Books to inspire endeavors in landscape design, gardening
How about some green books for wintertime reading - and for your holiday shopping list? Here are some texts addressing the latest landscape design trends and information on plants' needs:
"Edible Landscaping," by Rosalind Creasy, (Sierra Club Books, 2010) has offered me new ideas to enhance melding landscape design with edible plants.
Creasy has spent decades discovering ideas for designs from rural and urban gardens. She identifies plant species and their edible qualities with written text that further clarifies information on the latest horticultural practices for growing produce locally and maintaining a healthy, aesthetically pleasing and environmentally responsible edible garden using permaculture.
Creasy, who has been honing her design skills for more than 30 years, is the author of 18 books and is a leading authority on edible landscaping. This 384-page softcover book is illustrated with more than 300 color photographs taken by Creasy and contains seven color garden plans and 20 black-and-white illustrations. Cost: $39.95.
"Honeybee Democracy," by Thomas D. Seeley, (Princeton University Press, 2010) will teach you everything you ever wanted to know about one of the world's most beneficial insects. The honeybee is critically important to pollinating crops that we depend on to produce fruits and vegetables. Much has been written recently about the puzzling decline of honeybee colonies and the implications of what this can mean for life on Earth.
This resource by Seeley explains their life cycle and how they dance and interact in an organized and caring fashion. Seeley, a biologist and beekeeper, presents his excellent understanding of what makes the bees' society work for the survival of the species. The epilogue correlates the bees' society directly to the coexistence and survival of humanity. This 280-page clothbound hardcover includes 30 color images, 30 halftones, 26 line drawings and one table. Cost: $29.95.

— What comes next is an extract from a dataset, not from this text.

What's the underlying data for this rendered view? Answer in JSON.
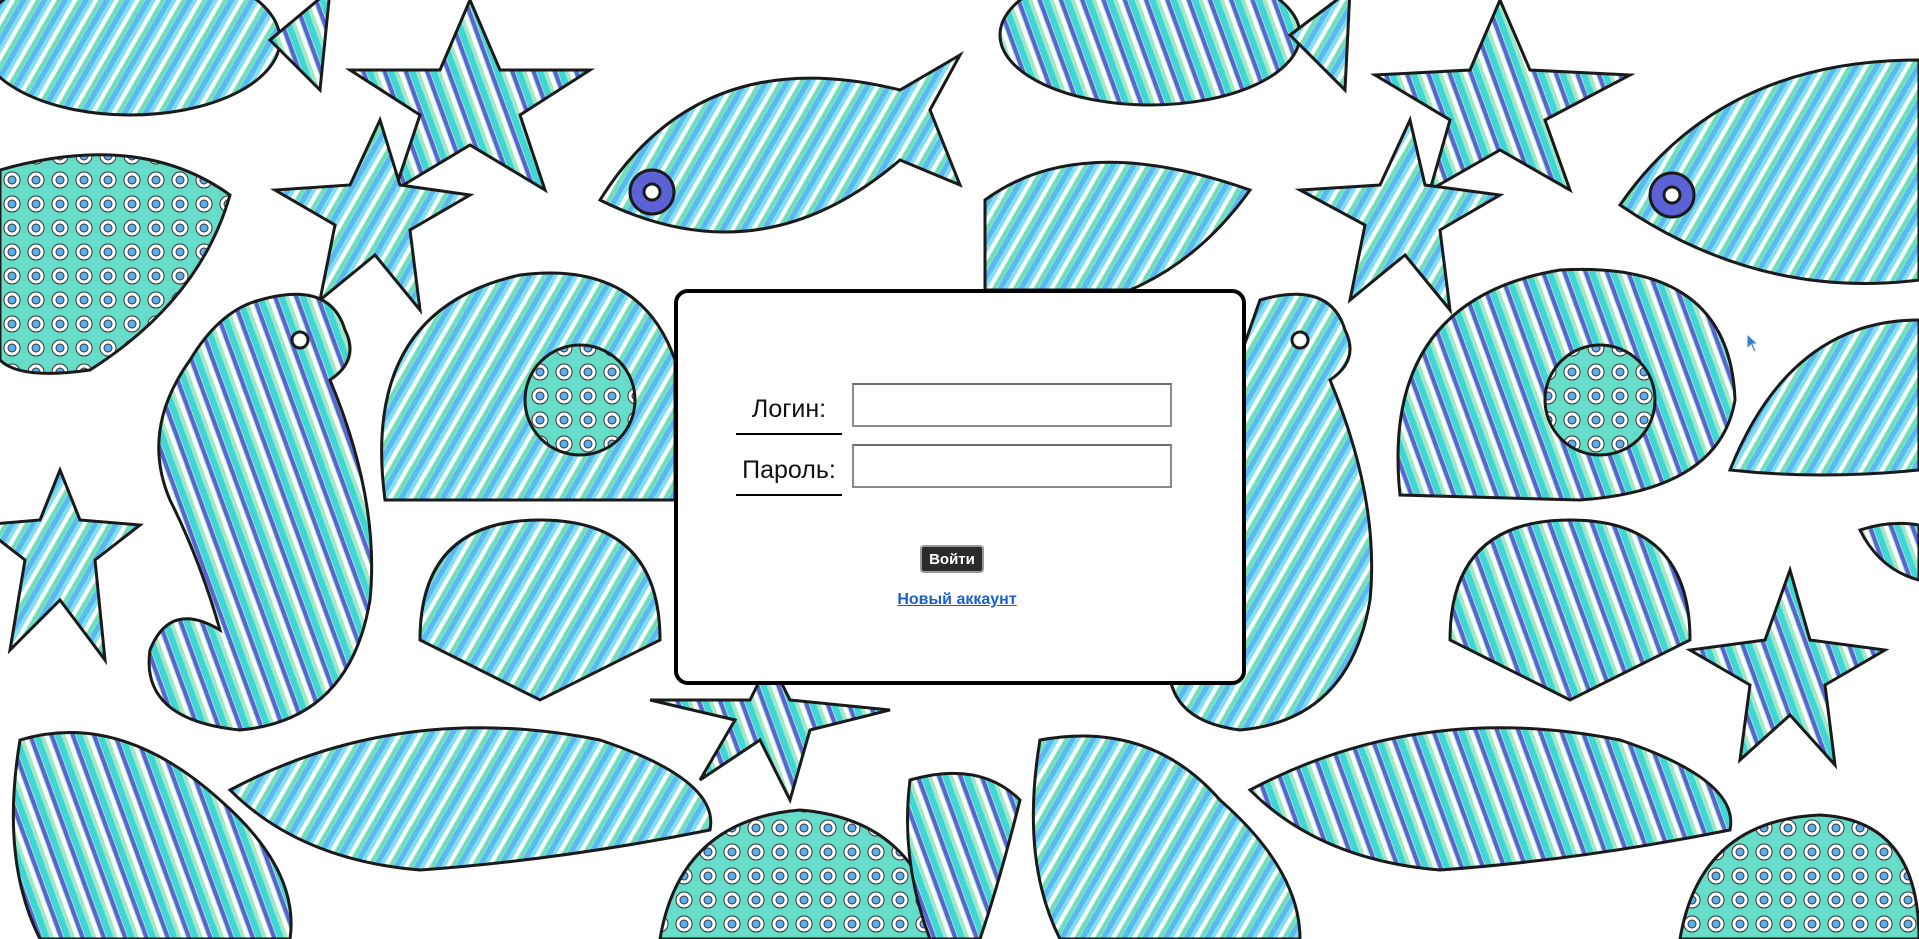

"Best Garden Design: Practical Inspiration from the Royal Horticultural Society Chelsea Flower Show," by Chris Young, (Firefly Books, 2010) is a must-study if you are searching for landscape design ideas. It is a library of the obscure.
There are hundreds of innovative designs including water walls, sculptures, modern sculptural mixing of media, and a section on sustainable design. There are classically executed designs as well, naturally planted with many modern touches. Photographs of container plantings are included.
This 224-page hardcover idea book has 400 color photographs and artwork from the Royal Horticultural Society Chelsea Flower Show, including 20 studies with garden plans. It might be the first book I'd flip through for design ideas. Cost: $35.
"The World of Trees," by Hugh Johnson, (University of California Press, 2010) is the ultimate tree-hugger book.
This beautifully appointed tome is a great addition to your coffee table for those moments when you want to learn more about trees. It covers tree classifications, weather and hardiness zones of trees in North America and Europe. It's the equivalent of a course in arboriculture for the amateur gardener and landscape professional, including the history and culture of trees, suggesting the climates where you might find them growing.
The final 375 pages of this 400-page clothbound hardcover book cover trees around the world in encyclopedic fashion, complementing the write-ups with high-quality photographs of specimens. There are 500 photographs and 1,000 line illustrations. Cost: $34.95.